Records to process |
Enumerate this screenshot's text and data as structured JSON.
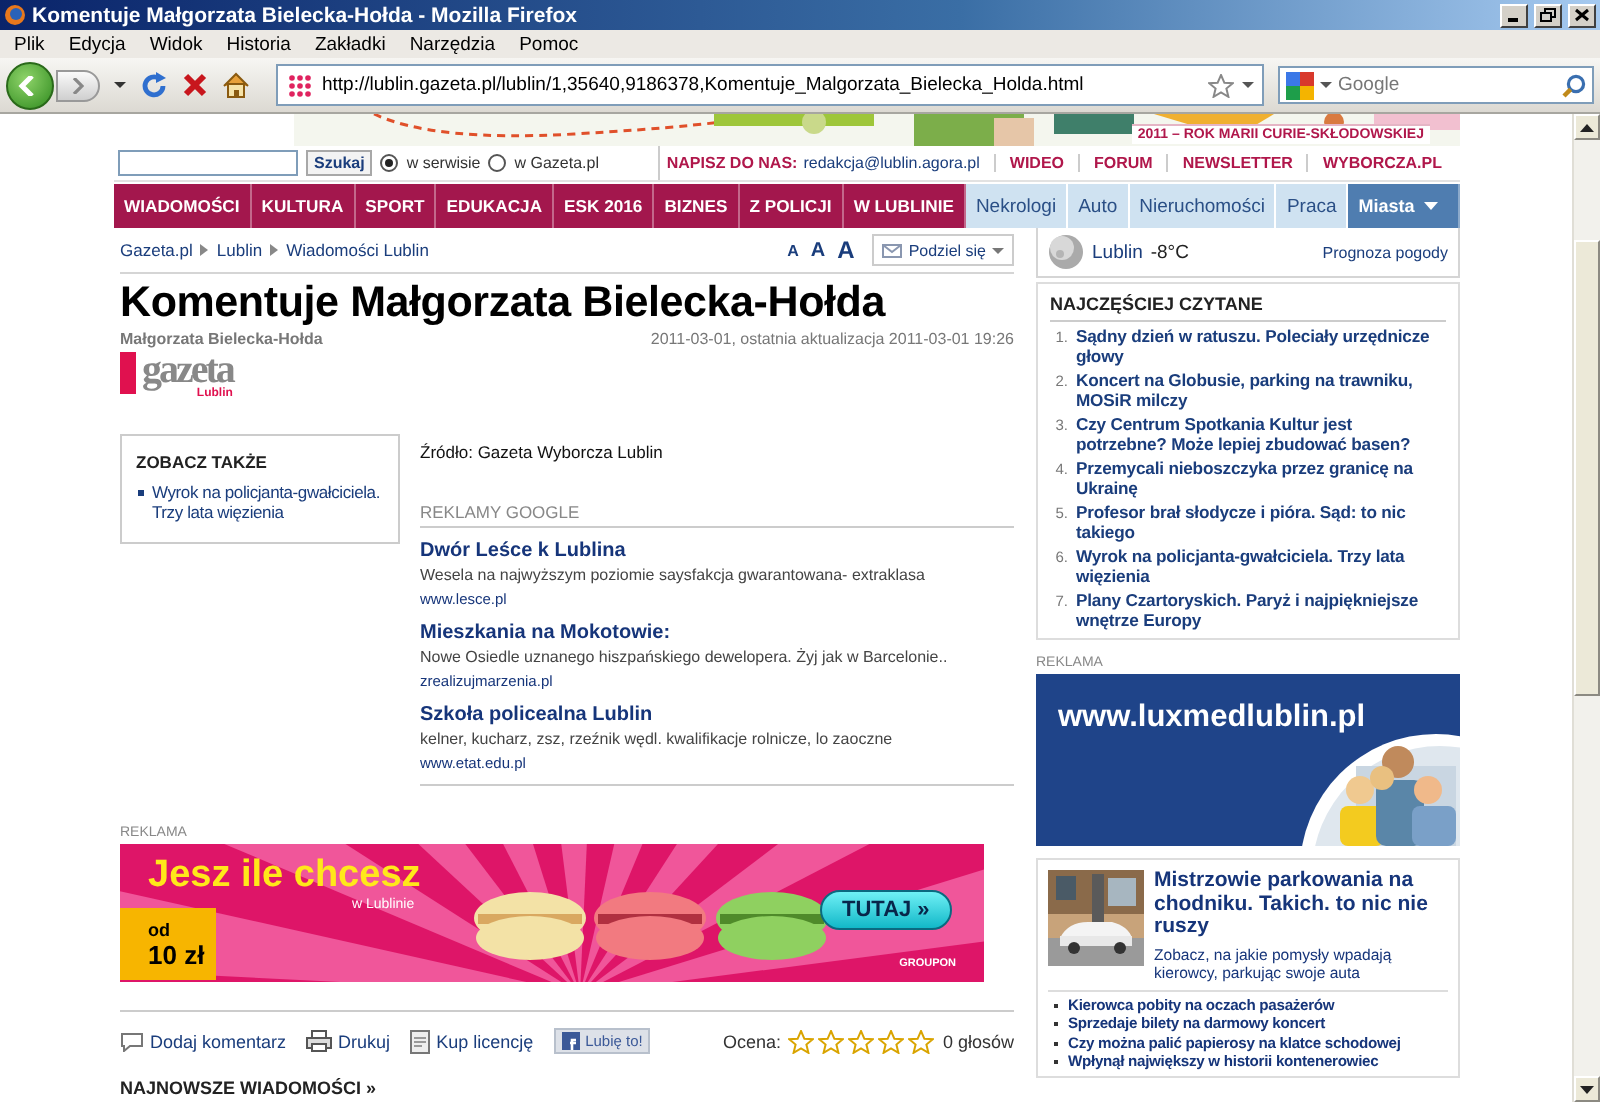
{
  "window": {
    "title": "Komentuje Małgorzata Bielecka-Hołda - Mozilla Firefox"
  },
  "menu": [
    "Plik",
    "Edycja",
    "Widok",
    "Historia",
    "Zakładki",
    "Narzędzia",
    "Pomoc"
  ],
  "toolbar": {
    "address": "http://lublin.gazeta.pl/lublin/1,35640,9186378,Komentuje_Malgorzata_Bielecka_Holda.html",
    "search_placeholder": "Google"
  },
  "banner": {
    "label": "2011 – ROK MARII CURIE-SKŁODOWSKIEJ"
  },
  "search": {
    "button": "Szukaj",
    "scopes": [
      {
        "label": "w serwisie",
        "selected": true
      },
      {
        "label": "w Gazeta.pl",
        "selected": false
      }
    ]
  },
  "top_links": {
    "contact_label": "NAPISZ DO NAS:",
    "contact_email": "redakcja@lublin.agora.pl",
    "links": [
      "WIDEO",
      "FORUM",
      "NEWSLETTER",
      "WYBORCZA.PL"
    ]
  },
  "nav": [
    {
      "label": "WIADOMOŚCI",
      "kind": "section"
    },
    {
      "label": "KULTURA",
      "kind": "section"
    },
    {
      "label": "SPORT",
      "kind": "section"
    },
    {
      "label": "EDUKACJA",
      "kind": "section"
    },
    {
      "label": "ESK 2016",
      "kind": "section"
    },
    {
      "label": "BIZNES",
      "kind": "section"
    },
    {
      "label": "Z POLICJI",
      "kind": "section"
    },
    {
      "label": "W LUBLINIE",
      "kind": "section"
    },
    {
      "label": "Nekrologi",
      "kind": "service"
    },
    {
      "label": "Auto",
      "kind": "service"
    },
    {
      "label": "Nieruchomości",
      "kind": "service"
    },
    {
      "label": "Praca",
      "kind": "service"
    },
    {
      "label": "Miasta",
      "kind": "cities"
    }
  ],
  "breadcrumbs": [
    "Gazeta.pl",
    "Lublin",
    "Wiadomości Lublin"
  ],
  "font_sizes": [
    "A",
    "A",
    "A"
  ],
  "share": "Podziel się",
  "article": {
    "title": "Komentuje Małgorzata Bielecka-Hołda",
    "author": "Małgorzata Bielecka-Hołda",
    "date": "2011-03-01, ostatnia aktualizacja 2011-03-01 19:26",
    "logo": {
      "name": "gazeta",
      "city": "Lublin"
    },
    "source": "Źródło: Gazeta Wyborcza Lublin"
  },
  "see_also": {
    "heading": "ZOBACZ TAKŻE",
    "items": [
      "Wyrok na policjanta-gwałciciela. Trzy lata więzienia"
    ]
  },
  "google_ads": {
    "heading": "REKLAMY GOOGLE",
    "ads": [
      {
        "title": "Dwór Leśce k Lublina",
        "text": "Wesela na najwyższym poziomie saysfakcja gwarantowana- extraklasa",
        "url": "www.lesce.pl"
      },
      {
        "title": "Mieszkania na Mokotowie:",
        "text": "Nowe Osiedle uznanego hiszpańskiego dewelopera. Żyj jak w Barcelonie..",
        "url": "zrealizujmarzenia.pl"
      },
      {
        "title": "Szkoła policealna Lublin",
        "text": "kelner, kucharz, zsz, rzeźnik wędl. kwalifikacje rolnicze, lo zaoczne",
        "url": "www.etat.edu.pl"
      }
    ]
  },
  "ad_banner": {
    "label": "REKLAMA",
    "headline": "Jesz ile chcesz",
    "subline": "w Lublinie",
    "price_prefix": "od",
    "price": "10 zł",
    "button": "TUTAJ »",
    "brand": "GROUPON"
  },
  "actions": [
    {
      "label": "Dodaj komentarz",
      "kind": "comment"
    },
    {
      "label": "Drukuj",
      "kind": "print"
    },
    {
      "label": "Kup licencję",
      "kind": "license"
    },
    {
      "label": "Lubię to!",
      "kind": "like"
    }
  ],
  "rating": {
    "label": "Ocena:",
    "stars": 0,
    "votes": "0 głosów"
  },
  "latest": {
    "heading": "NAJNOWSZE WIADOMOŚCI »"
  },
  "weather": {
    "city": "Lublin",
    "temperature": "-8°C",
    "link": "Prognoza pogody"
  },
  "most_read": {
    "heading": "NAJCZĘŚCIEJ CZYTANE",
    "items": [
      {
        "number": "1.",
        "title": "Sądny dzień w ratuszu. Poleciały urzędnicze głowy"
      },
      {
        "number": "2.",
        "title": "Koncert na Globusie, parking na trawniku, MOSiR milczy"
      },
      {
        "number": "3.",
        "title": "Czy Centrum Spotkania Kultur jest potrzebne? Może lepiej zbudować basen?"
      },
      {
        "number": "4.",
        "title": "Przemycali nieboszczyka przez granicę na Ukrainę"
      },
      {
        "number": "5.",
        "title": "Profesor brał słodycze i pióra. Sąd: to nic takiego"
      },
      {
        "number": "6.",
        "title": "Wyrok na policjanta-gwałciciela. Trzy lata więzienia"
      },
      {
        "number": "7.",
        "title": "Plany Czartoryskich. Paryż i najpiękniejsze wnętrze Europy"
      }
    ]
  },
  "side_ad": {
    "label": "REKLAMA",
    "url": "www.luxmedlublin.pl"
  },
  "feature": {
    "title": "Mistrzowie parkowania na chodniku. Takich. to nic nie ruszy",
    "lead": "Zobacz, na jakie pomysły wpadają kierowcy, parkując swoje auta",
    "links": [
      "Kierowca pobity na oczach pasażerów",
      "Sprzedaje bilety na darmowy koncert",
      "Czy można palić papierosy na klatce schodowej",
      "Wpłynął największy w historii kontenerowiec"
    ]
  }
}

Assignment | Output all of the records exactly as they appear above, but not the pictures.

Task output |
Enumerate this screenshot's text and data as structured JSON.
{
  "window": {
    "title": "Komentuje Małgorzata Bielecka-Hołda - Mozilla Firefox"
  },
  "menu": [
    "Plik",
    "Edycja",
    "Widok",
    "Historia",
    "Zakładki",
    "Narzędzia",
    "Pomoc"
  ],
  "toolbar": {
    "address": "http://lublin.gazeta.pl/lublin/1,35640,9186378,Komentuje_Malgorzata_Bielecka_Holda.html",
    "search_placeholder": "Google"
  },
  "banner": {
    "label": "2011 – ROK MARII CURIE-SKŁODOWSKIEJ"
  },
  "search": {
    "button": "Szukaj",
    "scopes": [
      {
        "label": "w serwisie",
        "selected": true
      },
      {
        "label": "w Gazeta.pl",
        "selected": false
      }
    ]
  },
  "top_links": {
    "contact_label": "NAPISZ DO NAS:",
    "contact_email": "redakcja@lublin.agora.pl",
    "links": [
      "WIDEO",
      "FORUM",
      "NEWSLETTER",
      "WYBORCZA.PL"
    ]
  },
  "nav": [
    {
      "label": "WIADOMOŚCI",
      "kind": "section"
    },
    {
      "label": "KULTURA",
      "kind": "section"
    },
    {
      "label": "SPORT",
      "kind": "section"
    },
    {
      "label": "EDUKACJA",
      "kind": "section"
    },
    {
      "label": "ESK 2016",
      "kind": "section"
    },
    {
      "label": "BIZNES",
      "kind": "section"
    },
    {
      "label": "Z POLICJI",
      "kind": "section"
    },
    {
      "label": "W LUBLINIE",
      "kind": "section"
    },
    {
      "label": "Nekrologi",
      "kind": "service"
    },
    {
      "label": "Auto",
      "kind": "service"
    },
    {
      "label": "Nieruchomości",
      "kind": "service"
    },
    {
      "label": "Praca",
      "kind": "service"
    },
    {
      "label": "Miasta",
      "kind": "cities"
    }
  ],
  "breadcrumbs": [
    "Gazeta.pl",
    "Lublin",
    "Wiadomości Lublin"
  ],
  "font_sizes": [
    "A",
    "A",
    "A"
  ],
  "share": "Podziel się",
  "article": {
    "title": "Komentuje Małgorzata Bielecka-Hołda",
    "author": "Małgorzata Bielecka-Hołda",
    "date": "2011-03-01, ostatnia aktualizacja 2011-03-01 19:26",
    "logo": {
      "name": "gazeta",
      "city": "Lublin"
    },
    "source": "Źródło: Gazeta Wyborcza Lublin"
  },
  "see_also": {
    "heading": "ZOBACZ TAKŻE",
    "items": [
      "Wyrok na policjanta-gwałciciela. Trzy lata więzienia"
    ]
  },
  "google_ads": {
    "heading": "REKLAMY GOOGLE",
    "ads": [
      {
        "title": "Dwór Leśce k Lublina",
        "text": "Wesela na najwyższym poziomie saysfakcja gwarantowana- extraklasa",
        "url": "www.lesce.pl"
      },
      {
        "title": "Mieszkania na Mokotowie:",
        "text": "Nowe Osiedle uznanego hiszpańskiego dewelopera. Żyj jak w Barcelonie..",
        "url": "zrealizujmarzenia.pl"
      },
      {
        "title": "Szkoła policealna Lublin",
        "text": "kelner, kucharz, zsz, rzeźnik wędl. kwalifikacje rolnicze, lo zaoczne",
        "url": "www.etat.edu.pl"
      }
    ]
  },
  "ad_banner": {
    "label": "REKLAMA",
    "headline": "Jesz ile chcesz",
    "subline": "w Lublinie",
    "price_prefix": "od",
    "price": "10 zł",
    "button": "TUTAJ »",
    "brand": "GROUPON"
  },
  "actions": [
    {
      "label": "Dodaj komentarz",
      "kind": "comment"
    },
    {
      "label": "Drukuj",
      "kind": "print"
    },
    {
      "label": "Kup licencję",
      "kind": "license"
    },
    {
      "label": "Lubię to!",
      "kind": "like"
    }
  ],
  "rating": {
    "label": "Ocena:",
    "stars": 0,
    "votes": "0 głosów"
  },
  "latest": {
    "heading": "NAJNOWSZE WIADOMOŚCI »"
  },
  "weather": {
    "city": "Lublin",
    "temperature": "-8°C",
    "link": "Prognoza pogody"
  },
  "most_read": {
    "heading": "NAJCZĘŚCIEJ CZYTANE",
    "items": [
      {
        "number": "1.",
        "title": "Sądny dzień w ratuszu. Poleciały urzędnicze głowy"
      },
      {
        "number": "2.",
        "title": "Koncert na Globusie, parking na trawniku, MOSiR milczy"
      },
      {
        "number": "3.",
        "title": "Czy Centrum Spotkania Kultur jest potrzebne? Może lepiej zbudować basen?"
      },
      {
        "number": "4.",
        "title": "Przemycali nieboszczyka przez granicę na Ukrainę"
      },
      {
        "number": "5.",
        "title": "Profesor brał słodycze i pióra. Sąd: to nic takiego"
      },
      {
        "number": "6.",
        "title": "Wyrok na policjanta-gwałciciela. Trzy lata więzienia"
      },
      {
        "number": "7.",
        "title": "Plany Czartoryskich. Paryż i najpiękniejsze wnętrze Europy"
      }
    ]
  },
  "side_ad": {
    "label": "REKLAMA",
    "url": "www.luxmedlublin.pl"
  },
  "feature": {
    "title": "Mistrzowie parkowania na chodniku. Takich. to nic nie ruszy",
    "lead": "Zobacz, na jakie pomysły wpadają kierowcy, parkując swoje auta",
    "links": [
      "Kierowca pobity na oczach pasażerów",
      "Sprzedaje bilety na darmowy koncert",
      "Czy można palić papierosy na klatce schodowej",
      "Wpłynął największy w historii kontenerowiec"
    ]
  }
}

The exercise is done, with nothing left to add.